Video games have a language all their own. It's a language that most people understand implicitly—concepts like extra lives, leveling up, experience points, and boss battles have gone mainstream. That language has begun to seep into other media as well—movies like The Matrix, Source Code, and books like those in the Scott Pilgrim series all use the language of games to tell stories in fresh, interesting ways.
To The Moon, a new PC game from Kan Gao's indie studio Freebird Games, occupies a strange but welcome space between video games and non-interactive media. At its heart, To The Moon is mostly concerned with telling a story—and what a lovely story it is!—but what's remarkable is the way it tells that tale. It is, in essence, an interactive storybook that leverages the cultural language of video games to weave a unique and affecting tapestry.
To The Moon tells the story of two scientists who transport themselves into the memories of a comatose, dying old man named John. They must move backwards through his life, learning his life story while slowly unraveling the reason why he wants to travel to the moon before he dies. The story is presented as a mystery—as the scientists proceed, they (and we) learn more about John, his wife River, and the story of their life together.
The setup is equal parts Inception and Eternal Sunshine of the Spotless Mind, with a touch of Memento's reverse-engineered storytelling. As a "game," it's not much to write home about—there are some very simple puzzles and a lot of object-hunting, but for the most part, the game plays itself.

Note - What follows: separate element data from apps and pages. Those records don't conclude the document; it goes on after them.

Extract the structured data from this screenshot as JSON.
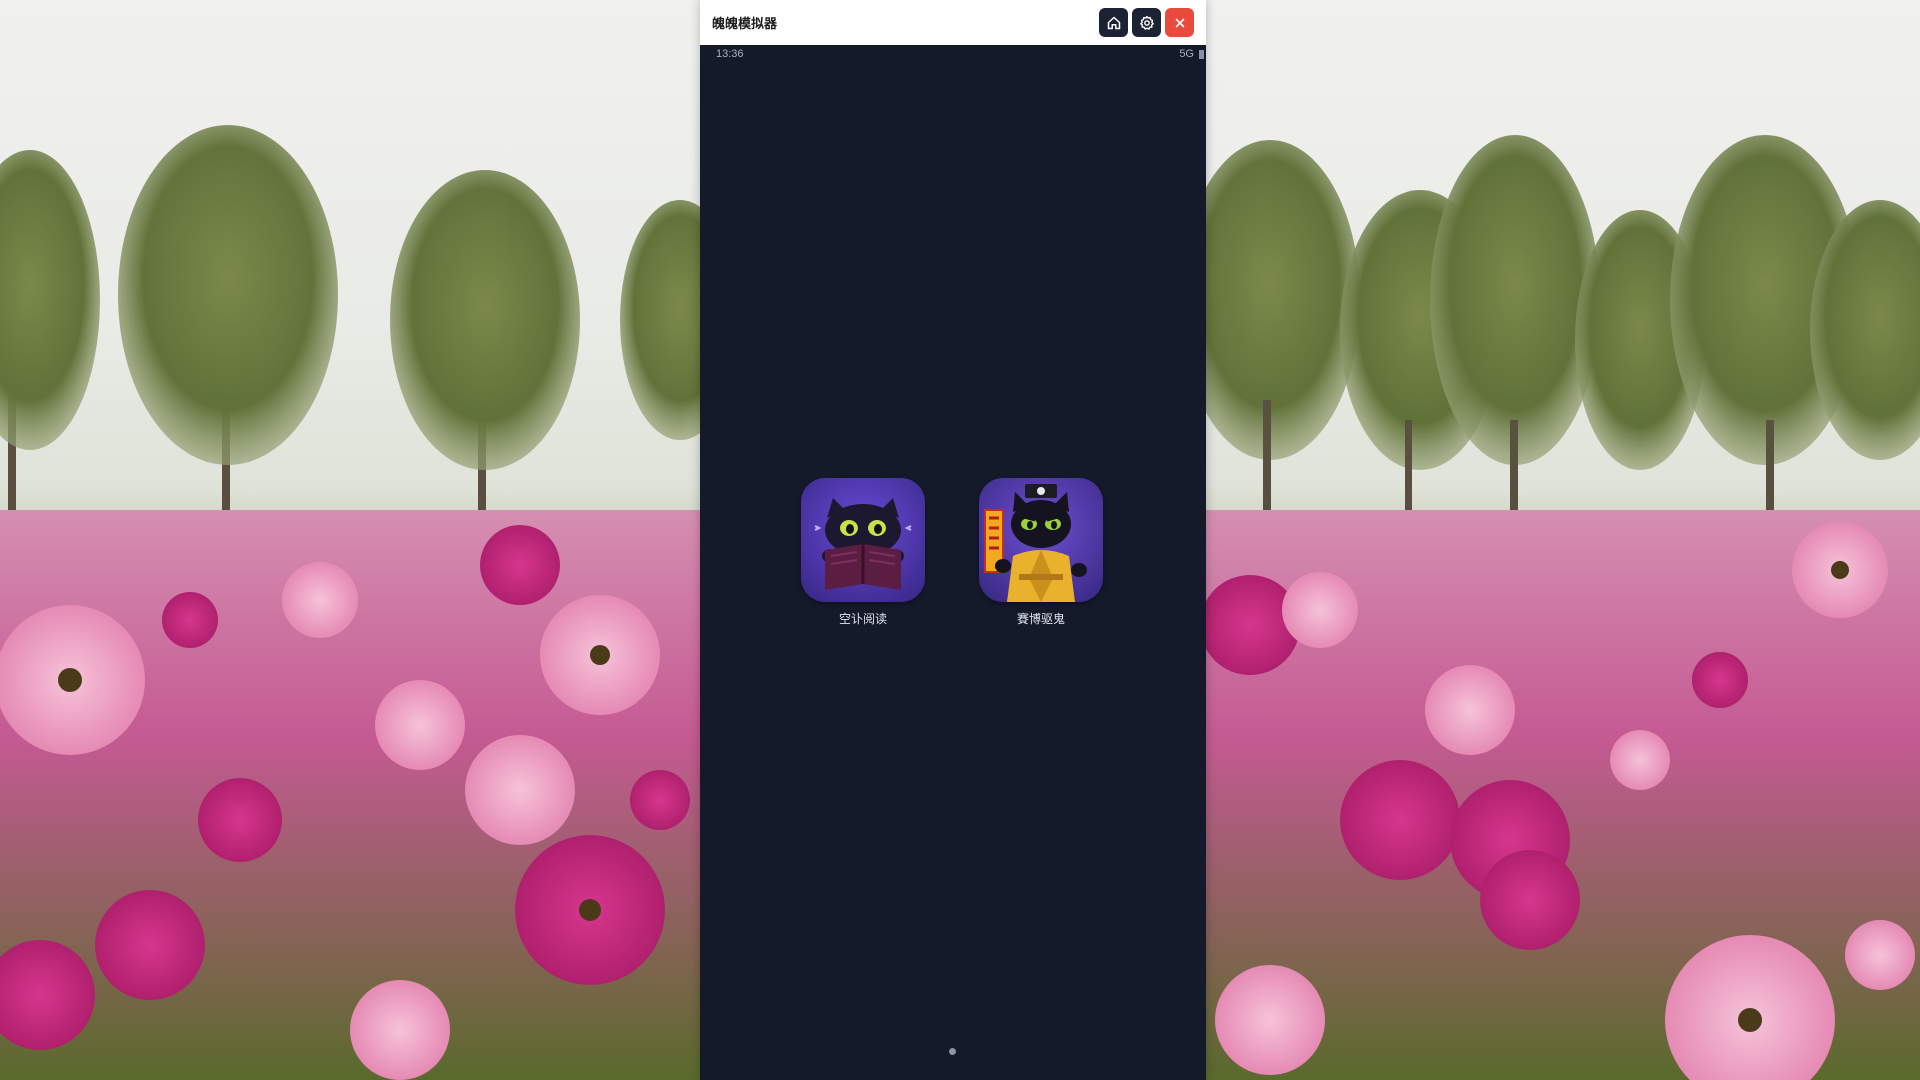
{
  "window": {
    "title": "魄魄模拟器",
    "buttons": [
      {
        "name": "home",
        "icon": "home-icon"
      },
      {
        "name": "settings",
        "icon": "gear-icon"
      },
      {
        "name": "close",
        "icon": "close-icon"
      }
    ],
    "colors": {
      "dark_button": "#1b2233",
      "close_button": "#e94a3c",
      "screen_bg": "#151a2b"
    }
  },
  "status_bar": {
    "time": "13:36",
    "network": "5G",
    "battery_icon": "battery-icon"
  },
  "home_screen": {
    "apps": [
      {
        "label": "空讣阅读",
        "icon": "cat-reading-book-icon"
      },
      {
        "label": "賽博驱鬼",
        "icon": "cat-taoist-exorcist-icon"
      }
    ],
    "page_indicator": {
      "pages": 1,
      "current": 1
    }
  },
  "wallpaper": {
    "subject": "cosmos-flower-field-wallpaper"
  }
}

On the Freebird Games site, Gao is very clear about his goal in making To The Moon. "The design philosophy was simple," he writes, "to create a 'game' that takes the player through a story in the form of an an immersive interactive show." And in that, To The Moon is a success. The writing is snappy and funny, the characters are well-developed, and the music, composed by Gao and Plants vs. Zombies composer Laura Shigihara, is entirely lovely. But what surprised me about To The Moon was how it leveraged the visual, aural and even emotional language of video games to better tell its story.

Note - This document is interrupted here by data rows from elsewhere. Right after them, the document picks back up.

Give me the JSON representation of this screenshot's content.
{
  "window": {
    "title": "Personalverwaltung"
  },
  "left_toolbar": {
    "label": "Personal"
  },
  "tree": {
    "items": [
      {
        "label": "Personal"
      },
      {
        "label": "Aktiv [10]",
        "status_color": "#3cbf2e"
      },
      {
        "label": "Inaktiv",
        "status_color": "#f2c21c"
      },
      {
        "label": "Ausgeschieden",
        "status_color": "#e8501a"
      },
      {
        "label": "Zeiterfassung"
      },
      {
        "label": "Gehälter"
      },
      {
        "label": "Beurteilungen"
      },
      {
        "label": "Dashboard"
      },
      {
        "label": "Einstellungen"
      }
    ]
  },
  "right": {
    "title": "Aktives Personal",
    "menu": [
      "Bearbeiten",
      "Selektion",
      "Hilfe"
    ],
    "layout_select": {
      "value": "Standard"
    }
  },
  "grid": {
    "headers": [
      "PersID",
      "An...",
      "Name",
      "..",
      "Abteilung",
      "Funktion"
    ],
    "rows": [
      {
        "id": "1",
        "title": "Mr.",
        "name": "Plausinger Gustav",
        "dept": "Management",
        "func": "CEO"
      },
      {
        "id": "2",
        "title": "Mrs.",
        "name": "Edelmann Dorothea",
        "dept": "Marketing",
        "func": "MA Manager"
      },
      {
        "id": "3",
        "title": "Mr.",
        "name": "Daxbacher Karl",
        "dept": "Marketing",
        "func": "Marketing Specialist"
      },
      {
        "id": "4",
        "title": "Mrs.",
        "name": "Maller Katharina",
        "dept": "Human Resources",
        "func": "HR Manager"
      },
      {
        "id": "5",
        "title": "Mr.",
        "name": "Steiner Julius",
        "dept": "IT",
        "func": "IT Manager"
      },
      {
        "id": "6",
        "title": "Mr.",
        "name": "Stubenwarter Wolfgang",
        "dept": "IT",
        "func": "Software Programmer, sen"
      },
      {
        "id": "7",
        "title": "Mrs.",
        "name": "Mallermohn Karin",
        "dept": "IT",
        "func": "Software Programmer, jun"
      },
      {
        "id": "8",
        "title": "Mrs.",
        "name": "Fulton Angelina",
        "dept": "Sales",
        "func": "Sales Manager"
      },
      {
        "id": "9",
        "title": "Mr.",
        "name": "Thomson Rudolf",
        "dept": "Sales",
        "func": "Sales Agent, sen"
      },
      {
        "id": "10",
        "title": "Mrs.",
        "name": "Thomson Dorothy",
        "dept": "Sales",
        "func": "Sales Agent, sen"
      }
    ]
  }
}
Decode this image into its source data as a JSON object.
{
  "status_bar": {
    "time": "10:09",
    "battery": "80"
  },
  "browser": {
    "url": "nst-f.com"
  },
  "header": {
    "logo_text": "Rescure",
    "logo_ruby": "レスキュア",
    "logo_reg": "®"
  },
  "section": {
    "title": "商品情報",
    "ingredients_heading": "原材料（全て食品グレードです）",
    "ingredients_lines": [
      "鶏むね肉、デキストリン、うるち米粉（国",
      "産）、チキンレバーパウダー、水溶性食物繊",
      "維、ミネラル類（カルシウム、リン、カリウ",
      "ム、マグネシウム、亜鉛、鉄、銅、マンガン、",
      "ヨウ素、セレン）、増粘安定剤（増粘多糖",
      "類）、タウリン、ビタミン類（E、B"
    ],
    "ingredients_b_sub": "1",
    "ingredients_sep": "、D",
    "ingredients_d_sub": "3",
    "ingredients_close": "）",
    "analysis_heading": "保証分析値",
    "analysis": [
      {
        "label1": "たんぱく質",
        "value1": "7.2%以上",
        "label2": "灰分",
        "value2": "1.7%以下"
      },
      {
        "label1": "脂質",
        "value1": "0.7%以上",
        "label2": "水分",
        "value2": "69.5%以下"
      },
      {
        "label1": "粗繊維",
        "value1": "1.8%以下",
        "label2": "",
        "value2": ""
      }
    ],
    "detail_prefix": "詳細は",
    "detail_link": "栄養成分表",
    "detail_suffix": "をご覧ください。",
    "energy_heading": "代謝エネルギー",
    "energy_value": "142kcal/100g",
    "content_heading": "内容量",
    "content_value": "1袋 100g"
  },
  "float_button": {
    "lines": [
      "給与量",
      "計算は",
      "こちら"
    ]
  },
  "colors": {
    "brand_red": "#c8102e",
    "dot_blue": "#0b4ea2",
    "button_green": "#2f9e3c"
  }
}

When I talk about "the language of video games," I'm talking about a couple of things. Recent films like Inception and The Matrix involve concepts of ego-transference, digital projection, climbing through levels, and extra lives. (For those with long memories, I actually had some significant problems with how Inception functioned.) I'd say those films mostly channel the structural language of games. Increasingly, I'm noticing films, books, and TV shows that are informed by games' cultural and emotional language as well.